Maybe I missed that day of class when diaphragm design was covered but for me I do not recall having done any diaphragm design in school. So here is a some basics just to get started and I will cover more details for different materials later.
Related links (design per specific material)
The diaphragm can be thought of as a horizontal beam or as a plate element. It is usually constructed of wood sheathing, steel deck or concrete. Just as the floor (or roof) is checked for vertical load capacity, it is considered a diaphragm in the plane of the floor and check for shear when designing the Lateral Force Resisting System. Generally there are two different types of diaphragms. Rigid and Flexible. There is also semi-rigid which acounts for the stiffness of the diaphragm and the shearwalls and is similiar to a continuous beam supported on springs. We will cover this later. Rigid assumes that the diaphragm is infinitely rigid. Rigid diaphragms are generally concrete diaphragms which are very stiff compared to the LFRS supporting elements (supporting elements might be – Moment Frame, Braced Frame, Shear Walls, etc). Flexible diaphragms are more flexible when compared to the LFRS supporting members. (Side note – technically speaking the diaphragm is part of the LFRS.) So, how to know which to use? Well generally if the diaphragm deflects twice as much or more than the supporting vertical elements (shearwalls, moment frame, braced frame, etc.) of the LFRS than a flexible diaphragm may be assumed.

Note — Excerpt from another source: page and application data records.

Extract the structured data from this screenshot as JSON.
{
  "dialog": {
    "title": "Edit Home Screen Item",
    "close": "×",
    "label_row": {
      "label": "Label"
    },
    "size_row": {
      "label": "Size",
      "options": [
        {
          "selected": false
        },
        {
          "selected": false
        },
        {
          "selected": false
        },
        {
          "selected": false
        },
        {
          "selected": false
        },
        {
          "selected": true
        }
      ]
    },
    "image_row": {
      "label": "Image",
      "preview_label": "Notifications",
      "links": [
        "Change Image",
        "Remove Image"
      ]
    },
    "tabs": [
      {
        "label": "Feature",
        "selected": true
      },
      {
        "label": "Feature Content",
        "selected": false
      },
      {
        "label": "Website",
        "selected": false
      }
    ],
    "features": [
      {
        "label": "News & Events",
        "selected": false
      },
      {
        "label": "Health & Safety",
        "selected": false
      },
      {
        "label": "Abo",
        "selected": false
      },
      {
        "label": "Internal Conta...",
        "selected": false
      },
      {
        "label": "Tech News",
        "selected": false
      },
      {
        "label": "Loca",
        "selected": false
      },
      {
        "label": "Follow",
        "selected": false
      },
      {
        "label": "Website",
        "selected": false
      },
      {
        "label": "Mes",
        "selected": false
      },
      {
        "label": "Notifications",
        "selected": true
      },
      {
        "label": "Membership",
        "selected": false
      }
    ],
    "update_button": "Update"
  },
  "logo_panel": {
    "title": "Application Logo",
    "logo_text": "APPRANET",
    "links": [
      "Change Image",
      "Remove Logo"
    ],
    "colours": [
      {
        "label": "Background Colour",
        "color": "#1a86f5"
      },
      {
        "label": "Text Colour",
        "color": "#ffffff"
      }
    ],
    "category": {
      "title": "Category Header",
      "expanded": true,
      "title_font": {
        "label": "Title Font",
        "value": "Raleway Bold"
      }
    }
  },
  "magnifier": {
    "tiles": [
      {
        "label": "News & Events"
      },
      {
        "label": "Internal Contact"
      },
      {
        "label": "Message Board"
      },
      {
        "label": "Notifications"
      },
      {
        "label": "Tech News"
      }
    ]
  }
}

Flexible – A horizontal simple span or continuous beam analogy is typically used. The shear walls act as supports and simple span or continuous beam and shear moment diagrams are used. The sides of the diaphragm transmit shear to the shearwalls and the top and bottom of the diaphragms are commonly supported by chord members. These members are subject to tension and compression forces and are usually designed by taking the moment of the diagram and dividing by the depth of the diaphragm/beam.
Rigid – Assumes the diaphragm is rigid and distributes in-plane forces to supporting members based on stiffness of the supporting members. When analyzing the diaphragm it is assumed to be perfectly rigid. When drawing the shear and moment diagrams the applied lateral load can be uniform or triangularly varying to represent accidental torsion. The vertical supporting elements (shearwalls, etc) can be thought of as applying opposing point loads. Therefore for the case of stiff end walls relative to the interior shear walls, the moment diaphragm is comparable to a simply supported beam spanning between the end walls.
To analyze the deflection of diaphragms bending, shear and slip must be accounted for. The deck will have deflection similar to typical beam deflection. Also because the diaphragm/beam is deep relative to its span it will also have shear deflection. There will also be slip. There will also be slip. The slip may occur in the diaphragm panel connection to the substrate (i.e. nail slip in wood panel to joist connection) or in chords (i.e. nail splice of 2x top plate for wood framed construction).
See the attached examples and video to really help better understand general diaphragm design better. It should be noted that the flexible diaphragm presented in the example is a conservative approach as it assumes two simple spans. The actual behavior may more closely resemble a continuous beam with intermediate supports. However finding the tension based on simple span will result in a conservative yet practical design.
General Diaphragm Design Video Tutorial
General Flexible Diaphragm Tutorial PDF
Here is some more food for thought- Several good references:
Below is an interesting thread where a semi-rigid diaphragm might want to be used. Basically it is a situation were there are different diaphragm spans and diaphragm/shearwall stiffness on the same floor:
I will try to work up and example for this situation in the future in the mean time here is a decent referance: